Start at the first record below and retype through the last, exactly.

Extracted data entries
+++++

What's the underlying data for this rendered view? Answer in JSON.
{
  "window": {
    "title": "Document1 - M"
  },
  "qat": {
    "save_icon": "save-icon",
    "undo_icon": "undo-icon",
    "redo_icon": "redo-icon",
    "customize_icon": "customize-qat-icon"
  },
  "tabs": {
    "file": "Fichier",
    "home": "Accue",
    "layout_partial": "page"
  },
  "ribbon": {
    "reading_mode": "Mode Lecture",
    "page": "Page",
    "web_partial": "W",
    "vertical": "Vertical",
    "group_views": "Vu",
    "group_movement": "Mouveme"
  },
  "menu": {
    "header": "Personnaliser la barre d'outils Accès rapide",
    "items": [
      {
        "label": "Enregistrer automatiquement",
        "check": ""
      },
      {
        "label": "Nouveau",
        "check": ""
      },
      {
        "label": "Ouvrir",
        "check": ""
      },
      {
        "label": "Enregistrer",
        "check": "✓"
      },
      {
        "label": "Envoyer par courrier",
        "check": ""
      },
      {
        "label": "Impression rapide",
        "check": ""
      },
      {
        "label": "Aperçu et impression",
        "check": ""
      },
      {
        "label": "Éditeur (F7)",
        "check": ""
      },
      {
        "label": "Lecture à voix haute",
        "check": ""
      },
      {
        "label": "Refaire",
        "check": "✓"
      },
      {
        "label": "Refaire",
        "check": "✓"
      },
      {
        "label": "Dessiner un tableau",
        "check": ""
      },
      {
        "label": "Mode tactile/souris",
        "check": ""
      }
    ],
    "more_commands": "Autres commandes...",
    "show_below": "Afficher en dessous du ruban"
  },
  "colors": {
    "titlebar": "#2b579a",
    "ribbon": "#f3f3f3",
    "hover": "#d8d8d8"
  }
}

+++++

* [Your response]
What's the underlying data for this rendered view? Answer in JSON.
{
  "window": {
    "title": "Document1 - M"
  },
  "qat": {
    "save_icon": "save-icon",
    "undo_icon": "undo-icon",
    "redo_icon": "redo-icon",
    "customize_icon": "customize-qat-icon"
  },
  "tabs": {
    "file": "Fichier",
    "home": "Accue",
    "layout_partial": "page"
  },
  "ribbon": {
    "reading_mode": "Mode Lecture",
    "page": "Page",
    "web_partial": "W",
    "vertical": "Vertical",
    "group_views": "Vu",
    "group_movement": "Mouveme"
  },
  "menu": {
    "header": "Personnaliser la barre d'outils Accès rapide",
    "items": [
      {
        "label": "Enregistrer automatiquement",
        "check": ""
      },
      {
        "label": "Nouveau",
        "check": ""
      },
      {
        "label": "Ouvrir",
        "check": ""
      },
      {
        "label": "Enregistrer",
        "check": "✓"
      },
      {
        "label": "Envoyer par courrier",
        "check": ""
      },
      {
        "label": "Impression rapide",
        "check": ""
      },
      {
        "label": "Aperçu et impression",
        "check": ""
      },
      {
        "label": "Éditeur (F7)",
        "check": ""
      },
      {
        "label": "Lecture à voix haute",
        "check": ""
      },
      {
        "label": "Refaire",
        "check": "✓"
      },
      {
        "label": "Refaire",
        "check": "✓"
      },
      {
        "label": "Dessiner un tableau",
        "check": ""
      },
      {
        "label": "Mode tactile/souris",
        "check": ""
      }
    ],
    "more_commands": "Autres commandes...",
    "show_below": "Afficher en dessous du ruban"
  },
  "colors": {
    "titlebar": "#2b579a",
    "ribbon": "#f3f3f3",
    "hover": "#d8d8d8"
  }
}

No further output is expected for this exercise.